Study material –
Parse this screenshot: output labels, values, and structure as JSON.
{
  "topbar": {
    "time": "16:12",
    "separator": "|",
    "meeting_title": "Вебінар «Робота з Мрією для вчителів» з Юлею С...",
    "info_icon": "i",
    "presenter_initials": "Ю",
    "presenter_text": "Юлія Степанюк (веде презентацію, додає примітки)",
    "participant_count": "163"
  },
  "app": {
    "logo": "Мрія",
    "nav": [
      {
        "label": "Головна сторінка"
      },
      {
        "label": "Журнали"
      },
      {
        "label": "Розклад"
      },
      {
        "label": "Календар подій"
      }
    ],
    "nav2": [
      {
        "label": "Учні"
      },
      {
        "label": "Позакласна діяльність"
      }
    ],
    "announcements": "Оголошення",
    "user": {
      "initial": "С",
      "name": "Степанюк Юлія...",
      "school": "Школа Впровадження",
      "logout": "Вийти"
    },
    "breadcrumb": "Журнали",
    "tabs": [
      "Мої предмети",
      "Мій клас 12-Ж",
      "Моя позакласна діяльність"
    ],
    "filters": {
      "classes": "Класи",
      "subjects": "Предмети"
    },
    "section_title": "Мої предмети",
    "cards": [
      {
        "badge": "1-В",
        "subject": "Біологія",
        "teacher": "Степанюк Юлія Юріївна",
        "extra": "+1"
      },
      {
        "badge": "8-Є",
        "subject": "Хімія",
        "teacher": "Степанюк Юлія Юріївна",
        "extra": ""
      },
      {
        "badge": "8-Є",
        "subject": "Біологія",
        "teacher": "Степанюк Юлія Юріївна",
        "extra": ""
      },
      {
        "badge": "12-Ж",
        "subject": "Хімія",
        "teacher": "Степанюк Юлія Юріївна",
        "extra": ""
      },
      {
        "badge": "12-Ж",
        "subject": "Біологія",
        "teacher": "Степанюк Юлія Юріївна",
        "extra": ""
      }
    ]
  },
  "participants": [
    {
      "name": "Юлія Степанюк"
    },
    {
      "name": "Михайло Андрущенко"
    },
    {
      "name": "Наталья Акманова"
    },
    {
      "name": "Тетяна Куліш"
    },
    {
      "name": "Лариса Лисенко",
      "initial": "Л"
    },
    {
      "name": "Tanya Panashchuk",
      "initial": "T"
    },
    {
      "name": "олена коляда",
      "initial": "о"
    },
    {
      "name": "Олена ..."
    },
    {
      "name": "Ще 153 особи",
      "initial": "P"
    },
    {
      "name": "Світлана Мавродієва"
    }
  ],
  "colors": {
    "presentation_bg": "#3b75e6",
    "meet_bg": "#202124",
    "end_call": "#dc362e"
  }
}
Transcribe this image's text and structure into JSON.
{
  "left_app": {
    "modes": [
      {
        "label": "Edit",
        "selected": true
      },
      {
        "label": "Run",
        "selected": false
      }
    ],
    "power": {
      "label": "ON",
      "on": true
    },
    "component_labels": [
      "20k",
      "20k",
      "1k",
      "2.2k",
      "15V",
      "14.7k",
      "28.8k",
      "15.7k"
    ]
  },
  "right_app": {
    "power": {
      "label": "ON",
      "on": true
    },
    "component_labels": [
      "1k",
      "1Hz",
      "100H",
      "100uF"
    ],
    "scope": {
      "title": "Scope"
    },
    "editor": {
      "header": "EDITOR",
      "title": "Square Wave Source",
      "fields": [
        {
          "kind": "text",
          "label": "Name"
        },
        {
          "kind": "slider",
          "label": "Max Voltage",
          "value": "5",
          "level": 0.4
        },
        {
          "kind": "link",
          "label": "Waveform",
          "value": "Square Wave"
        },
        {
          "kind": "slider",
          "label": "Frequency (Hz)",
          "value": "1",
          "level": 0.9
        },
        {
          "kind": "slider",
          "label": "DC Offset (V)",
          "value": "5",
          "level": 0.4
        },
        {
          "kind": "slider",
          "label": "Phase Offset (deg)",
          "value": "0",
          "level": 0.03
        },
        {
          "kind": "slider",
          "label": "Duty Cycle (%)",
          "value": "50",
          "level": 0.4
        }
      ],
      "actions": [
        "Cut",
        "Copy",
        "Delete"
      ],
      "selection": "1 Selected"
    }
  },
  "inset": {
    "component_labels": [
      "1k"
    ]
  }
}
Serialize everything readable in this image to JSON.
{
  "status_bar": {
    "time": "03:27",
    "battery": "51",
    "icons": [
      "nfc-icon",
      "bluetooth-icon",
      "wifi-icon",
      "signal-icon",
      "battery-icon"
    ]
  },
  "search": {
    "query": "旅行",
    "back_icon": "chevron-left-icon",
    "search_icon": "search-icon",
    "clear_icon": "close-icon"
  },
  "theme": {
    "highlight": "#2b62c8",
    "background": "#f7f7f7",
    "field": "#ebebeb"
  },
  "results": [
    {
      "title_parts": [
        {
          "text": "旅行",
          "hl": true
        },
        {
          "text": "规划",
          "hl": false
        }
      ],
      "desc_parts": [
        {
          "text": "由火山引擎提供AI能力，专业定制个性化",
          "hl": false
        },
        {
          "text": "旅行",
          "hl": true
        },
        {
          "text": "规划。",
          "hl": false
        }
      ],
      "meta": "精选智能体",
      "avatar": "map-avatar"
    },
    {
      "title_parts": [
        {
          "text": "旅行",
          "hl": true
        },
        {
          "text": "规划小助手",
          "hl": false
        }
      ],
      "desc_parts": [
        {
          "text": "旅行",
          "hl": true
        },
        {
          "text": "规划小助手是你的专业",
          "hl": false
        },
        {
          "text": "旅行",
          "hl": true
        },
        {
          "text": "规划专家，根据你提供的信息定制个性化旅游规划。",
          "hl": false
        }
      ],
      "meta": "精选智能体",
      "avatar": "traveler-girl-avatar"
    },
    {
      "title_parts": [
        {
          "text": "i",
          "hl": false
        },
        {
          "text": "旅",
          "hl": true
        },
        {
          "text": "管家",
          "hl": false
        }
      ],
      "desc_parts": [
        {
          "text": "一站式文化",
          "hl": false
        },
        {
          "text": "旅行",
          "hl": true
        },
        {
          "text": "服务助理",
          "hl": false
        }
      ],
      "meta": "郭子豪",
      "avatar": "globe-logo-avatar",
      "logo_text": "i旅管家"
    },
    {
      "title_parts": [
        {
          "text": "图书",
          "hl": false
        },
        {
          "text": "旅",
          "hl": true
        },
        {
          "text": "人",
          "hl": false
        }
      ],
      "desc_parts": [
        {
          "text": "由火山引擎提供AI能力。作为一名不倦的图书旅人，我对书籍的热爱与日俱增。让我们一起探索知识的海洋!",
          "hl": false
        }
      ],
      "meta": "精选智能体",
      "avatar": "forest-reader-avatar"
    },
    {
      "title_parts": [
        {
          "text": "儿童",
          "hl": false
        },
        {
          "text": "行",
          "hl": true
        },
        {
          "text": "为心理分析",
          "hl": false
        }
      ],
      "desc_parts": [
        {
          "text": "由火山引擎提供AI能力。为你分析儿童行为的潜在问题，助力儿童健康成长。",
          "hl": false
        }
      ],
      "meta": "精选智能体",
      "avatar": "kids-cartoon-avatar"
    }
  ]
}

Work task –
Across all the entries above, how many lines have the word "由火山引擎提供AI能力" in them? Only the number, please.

Task answer –
3